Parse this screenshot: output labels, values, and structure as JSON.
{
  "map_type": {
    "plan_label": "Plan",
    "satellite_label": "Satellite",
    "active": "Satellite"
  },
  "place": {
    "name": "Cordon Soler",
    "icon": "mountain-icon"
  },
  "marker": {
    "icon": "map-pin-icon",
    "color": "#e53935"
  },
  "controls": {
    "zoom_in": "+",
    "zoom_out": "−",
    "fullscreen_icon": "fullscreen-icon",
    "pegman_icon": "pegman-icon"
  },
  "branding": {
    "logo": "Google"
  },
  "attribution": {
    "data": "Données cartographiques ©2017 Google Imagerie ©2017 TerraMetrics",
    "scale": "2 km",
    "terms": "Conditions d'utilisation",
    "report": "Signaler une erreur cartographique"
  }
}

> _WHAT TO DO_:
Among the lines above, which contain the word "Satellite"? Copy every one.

> _RESULT FOR THIS TASK_:
    "satellite_label": "Satellite",
    "active": "Satellite"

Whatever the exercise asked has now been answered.